▶ **Task item**: The entries shown below should be output exactly as they appear.

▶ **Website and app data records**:
Content starts

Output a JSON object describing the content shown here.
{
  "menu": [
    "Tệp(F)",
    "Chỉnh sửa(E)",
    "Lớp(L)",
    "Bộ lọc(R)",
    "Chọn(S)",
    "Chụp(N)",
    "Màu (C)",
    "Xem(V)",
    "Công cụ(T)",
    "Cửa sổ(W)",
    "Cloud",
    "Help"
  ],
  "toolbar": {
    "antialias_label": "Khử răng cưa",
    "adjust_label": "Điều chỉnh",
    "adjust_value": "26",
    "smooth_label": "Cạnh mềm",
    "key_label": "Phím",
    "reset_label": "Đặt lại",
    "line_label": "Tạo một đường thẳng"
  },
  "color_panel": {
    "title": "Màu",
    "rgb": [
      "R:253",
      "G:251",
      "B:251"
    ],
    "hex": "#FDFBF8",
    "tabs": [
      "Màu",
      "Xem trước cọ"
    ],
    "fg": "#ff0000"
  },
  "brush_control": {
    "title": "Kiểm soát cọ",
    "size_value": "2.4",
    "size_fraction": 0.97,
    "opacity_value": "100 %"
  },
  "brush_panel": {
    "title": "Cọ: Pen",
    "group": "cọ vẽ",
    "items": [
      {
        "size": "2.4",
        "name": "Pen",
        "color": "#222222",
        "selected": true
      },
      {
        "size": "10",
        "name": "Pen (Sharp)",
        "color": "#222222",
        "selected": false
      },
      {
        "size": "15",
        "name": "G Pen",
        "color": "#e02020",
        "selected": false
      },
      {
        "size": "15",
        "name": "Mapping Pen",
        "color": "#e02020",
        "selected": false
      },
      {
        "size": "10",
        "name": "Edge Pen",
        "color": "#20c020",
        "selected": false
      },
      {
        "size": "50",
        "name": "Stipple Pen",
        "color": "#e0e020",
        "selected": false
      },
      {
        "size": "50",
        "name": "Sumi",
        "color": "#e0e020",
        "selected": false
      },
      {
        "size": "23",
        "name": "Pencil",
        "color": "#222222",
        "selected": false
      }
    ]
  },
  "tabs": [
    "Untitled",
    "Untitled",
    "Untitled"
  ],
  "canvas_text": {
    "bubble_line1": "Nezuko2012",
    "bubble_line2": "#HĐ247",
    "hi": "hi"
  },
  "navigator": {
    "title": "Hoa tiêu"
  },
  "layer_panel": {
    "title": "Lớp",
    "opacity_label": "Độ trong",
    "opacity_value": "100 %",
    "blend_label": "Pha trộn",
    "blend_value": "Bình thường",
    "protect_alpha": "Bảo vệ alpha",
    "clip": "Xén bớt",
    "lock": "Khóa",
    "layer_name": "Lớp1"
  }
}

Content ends

▶ **Task result**:
Output a JSON object describing the content shown here.
{
  "menu": [
    "Tệp(F)",
    "Chỉnh sửa(E)",
    "Lớp(L)",
    "Bộ lọc(R)",
    "Chọn(S)",
    "Chụp(N)",
    "Màu (C)",
    "Xem(V)",
    "Công cụ(T)",
    "Cửa sổ(W)",
    "Cloud",
    "Help"
  ],
  "toolbar": {
    "antialias_label": "Khử răng cưa",
    "adjust_label": "Điều chỉnh",
    "adjust_value": "26",
    "smooth_label": "Cạnh mềm",
    "key_label": "Phím",
    "reset_label": "Đặt lại",
    "line_label": "Tạo một đường thẳng"
  },
  "color_panel": {
    "title": "Màu",
    "rgb": [
      "R:253",
      "G:251",
      "B:251"
    ],
    "hex": "#FDFBF8",
    "tabs": [
      "Màu",
      "Xem trước cọ"
    ],
    "fg": "#ff0000"
  },
  "brush_control": {
    "title": "Kiểm soát cọ",
    "size_value": "2.4",
    "size_fraction": 0.97,
    "opacity_value": "100 %"
  },
  "brush_panel": {
    "title": "Cọ: Pen",
    "group": "cọ vẽ",
    "items": [
      {
        "size": "2.4",
        "name": "Pen",
        "color": "#222222",
        "selected": true
      },
      {
        "size": "10",
        "name": "Pen (Sharp)",
        "color": "#222222",
        "selected": false
      },
      {
        "size": "15",
        "name": "G Pen",
        "color": "#e02020",
        "selected": false
      },
      {
        "size": "15",
        "name": "Mapping Pen",
        "color": "#e02020",
        "selected": false
      },
      {
        "size": "10",
        "name": "Edge Pen",
        "color": "#20c020",
        "selected": false
      },
      {
        "size": "50",
        "name": "Stipple Pen",
        "color": "#e0e020",
        "selected": false
      },
      {
        "size": "50",
        "name": "Sumi",
        "color": "#e0e020",
        "selected": false
      },
      {
        "size": "23",
        "name": "Pencil",
        "color": "#222222",
        "selected": false
      }
    ]
  },
  "tabs": [
    "Untitled",
    "Untitled",
    "Untitled"
  ],
  "canvas_text": {
    "bubble_line1": "Nezuko2012",
    "bubble_line2": "#HĐ247",
    "hi": "hi"
  },
  "navigator": {
    "title": "Hoa tiêu"
  },
  "layer_panel": {
    "title": "Lớp",
    "opacity_label": "Độ trong",
    "opacity_value": "100 %",
    "blend_label": "Pha trộn",
    "blend_value": "Bình thường",
    "protect_alpha": "Bảo vệ alpha",
    "clip": "Xén bớt",
    "lock": "Khóa",
    "layer_name": "Lớp1"
  }
}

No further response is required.